But you have to wonder whether Turnbull and his “brains” trust are oblivious to the political damage their handiwork is exposing the Coalition to, or whether they even care: for so brazen are the poorly chosen words in which all of this is being framed for public consumption, the distinct impression given is that they will crash through — or crash — with nary a care for the consequences.
When I remind readers that I don’t think it’s even the right package of reforms to set out ahead of the election — not least given the hurried, almost panicked way in which all of this appears to have been thrown together — the judgement that Turnbull is wilfully flirting with political mortality becomes almost irresistible.
A different path to solving the funding issue (in Health at least) is laid out in a piece by Queensland LNP leader Lawrence Springborg that appears in today’s issue of The Australian; whilst I’m on record as agitating for him to be removed from the LNP leadership — and quickly — before a possible snap state election, I have also repeatedly opined that as Health minister in Campbell Newman’s government, his performance was excellent.
Springborg should be listened to on this issue, but he won’t be: not even by his Coalition colleagues, who stand to benefit the most were they to do so.
For just as the Coalition proved spectacularly inept at selling anything on the watch of Tony Abbott, its sales and communication skills have improved, under his replacement, only marginally at best.
All of this is writing a campaign playbook for the ALP that Shorten and his buddies couldn’t have wished for in their wildest delusions.
And given the movement in electoral sentiment over the past couple of months has been sharply away from the government — and from Turnbull in particular — the risk of electoral defeat is now all too real.

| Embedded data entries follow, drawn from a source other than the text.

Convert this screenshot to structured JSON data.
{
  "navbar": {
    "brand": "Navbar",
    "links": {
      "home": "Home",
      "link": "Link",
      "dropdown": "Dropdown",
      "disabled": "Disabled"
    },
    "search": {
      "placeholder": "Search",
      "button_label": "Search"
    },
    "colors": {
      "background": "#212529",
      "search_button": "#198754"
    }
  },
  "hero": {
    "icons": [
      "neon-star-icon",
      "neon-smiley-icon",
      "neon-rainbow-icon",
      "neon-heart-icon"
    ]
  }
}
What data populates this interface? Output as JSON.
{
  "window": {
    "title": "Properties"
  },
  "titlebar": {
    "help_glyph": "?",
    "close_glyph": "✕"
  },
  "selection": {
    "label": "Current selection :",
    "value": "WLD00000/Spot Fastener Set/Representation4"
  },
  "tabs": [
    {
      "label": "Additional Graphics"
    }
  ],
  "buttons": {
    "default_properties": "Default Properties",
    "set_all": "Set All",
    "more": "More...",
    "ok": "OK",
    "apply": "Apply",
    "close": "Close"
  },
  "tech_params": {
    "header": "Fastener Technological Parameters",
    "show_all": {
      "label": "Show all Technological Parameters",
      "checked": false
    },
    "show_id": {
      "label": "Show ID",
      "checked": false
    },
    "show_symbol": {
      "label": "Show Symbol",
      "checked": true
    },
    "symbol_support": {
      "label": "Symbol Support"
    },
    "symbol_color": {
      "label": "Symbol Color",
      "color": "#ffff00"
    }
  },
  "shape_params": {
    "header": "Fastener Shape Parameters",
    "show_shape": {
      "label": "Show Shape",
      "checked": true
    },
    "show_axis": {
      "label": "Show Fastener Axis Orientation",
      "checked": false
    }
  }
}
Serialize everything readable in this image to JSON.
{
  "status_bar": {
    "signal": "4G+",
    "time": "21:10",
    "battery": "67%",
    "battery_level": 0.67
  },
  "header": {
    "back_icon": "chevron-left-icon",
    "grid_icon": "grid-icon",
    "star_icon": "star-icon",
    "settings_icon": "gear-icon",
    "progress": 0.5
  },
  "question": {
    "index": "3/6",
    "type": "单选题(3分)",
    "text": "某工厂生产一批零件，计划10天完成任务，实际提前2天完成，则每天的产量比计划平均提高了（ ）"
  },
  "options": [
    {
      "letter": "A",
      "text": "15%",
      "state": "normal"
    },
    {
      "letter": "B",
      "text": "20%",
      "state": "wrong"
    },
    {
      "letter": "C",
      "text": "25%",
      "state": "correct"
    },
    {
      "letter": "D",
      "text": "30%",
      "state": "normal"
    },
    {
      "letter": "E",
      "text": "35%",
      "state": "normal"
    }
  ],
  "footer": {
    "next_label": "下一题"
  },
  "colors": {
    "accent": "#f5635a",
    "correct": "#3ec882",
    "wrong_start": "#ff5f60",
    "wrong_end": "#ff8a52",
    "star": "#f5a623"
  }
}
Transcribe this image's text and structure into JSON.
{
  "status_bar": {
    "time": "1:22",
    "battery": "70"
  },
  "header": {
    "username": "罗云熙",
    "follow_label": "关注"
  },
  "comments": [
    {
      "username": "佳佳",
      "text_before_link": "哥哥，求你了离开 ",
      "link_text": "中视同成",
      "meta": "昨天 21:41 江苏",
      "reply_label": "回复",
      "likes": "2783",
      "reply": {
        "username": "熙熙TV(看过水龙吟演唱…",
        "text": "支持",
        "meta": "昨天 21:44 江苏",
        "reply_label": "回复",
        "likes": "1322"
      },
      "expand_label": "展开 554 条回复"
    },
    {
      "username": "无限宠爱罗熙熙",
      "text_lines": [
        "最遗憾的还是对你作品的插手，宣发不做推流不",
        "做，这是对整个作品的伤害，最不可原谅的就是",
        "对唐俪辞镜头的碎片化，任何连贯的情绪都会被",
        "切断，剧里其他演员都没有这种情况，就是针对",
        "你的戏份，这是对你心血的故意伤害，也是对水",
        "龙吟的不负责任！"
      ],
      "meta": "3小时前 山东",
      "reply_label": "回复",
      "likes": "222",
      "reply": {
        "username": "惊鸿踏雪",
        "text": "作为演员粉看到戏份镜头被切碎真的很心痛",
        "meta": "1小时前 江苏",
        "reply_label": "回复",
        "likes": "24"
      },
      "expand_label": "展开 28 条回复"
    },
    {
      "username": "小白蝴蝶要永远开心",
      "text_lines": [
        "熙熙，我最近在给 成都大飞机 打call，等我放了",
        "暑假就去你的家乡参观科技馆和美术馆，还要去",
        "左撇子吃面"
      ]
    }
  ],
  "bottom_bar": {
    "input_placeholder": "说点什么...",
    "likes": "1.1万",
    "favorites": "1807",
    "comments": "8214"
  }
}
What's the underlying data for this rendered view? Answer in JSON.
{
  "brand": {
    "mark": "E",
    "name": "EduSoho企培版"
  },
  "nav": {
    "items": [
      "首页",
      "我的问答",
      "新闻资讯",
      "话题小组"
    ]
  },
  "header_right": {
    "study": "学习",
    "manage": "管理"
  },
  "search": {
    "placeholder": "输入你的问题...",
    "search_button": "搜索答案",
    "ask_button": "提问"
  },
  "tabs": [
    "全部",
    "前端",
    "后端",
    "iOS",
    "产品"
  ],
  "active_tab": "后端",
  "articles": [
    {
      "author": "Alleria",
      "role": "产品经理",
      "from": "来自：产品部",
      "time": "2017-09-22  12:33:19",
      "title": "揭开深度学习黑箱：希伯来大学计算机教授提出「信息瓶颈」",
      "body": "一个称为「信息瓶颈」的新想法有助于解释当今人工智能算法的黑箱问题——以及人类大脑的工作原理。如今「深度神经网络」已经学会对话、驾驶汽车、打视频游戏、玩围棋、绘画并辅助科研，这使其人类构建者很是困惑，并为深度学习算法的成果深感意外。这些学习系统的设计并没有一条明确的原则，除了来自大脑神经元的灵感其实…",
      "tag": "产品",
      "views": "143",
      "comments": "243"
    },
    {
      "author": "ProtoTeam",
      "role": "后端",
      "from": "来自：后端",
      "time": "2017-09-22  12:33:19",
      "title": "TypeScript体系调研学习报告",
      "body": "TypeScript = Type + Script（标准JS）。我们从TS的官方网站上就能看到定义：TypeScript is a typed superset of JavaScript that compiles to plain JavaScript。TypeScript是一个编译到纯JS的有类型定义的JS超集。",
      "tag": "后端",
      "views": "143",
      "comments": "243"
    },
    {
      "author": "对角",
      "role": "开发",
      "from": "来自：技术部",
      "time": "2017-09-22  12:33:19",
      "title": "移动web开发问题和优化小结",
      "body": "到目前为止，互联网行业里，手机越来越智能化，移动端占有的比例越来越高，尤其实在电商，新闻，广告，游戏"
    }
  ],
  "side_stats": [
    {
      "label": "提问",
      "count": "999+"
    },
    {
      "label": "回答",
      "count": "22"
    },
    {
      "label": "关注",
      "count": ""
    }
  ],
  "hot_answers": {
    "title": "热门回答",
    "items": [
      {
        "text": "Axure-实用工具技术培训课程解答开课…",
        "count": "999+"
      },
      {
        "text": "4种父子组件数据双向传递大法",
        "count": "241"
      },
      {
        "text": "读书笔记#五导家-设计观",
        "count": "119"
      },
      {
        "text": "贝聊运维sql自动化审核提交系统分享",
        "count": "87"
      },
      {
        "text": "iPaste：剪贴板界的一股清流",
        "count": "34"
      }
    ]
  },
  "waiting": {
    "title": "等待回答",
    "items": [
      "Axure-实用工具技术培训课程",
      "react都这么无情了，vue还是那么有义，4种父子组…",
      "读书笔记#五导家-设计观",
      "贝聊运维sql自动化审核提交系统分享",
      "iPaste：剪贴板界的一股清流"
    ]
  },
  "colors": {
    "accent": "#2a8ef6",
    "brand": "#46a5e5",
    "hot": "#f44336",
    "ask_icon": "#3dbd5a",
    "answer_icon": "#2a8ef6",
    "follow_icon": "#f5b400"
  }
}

The coming federal election is Turnbull’s to lose and, based on the government’s output this week, you’d have to say he is making a reasonable fist of doing exactly that.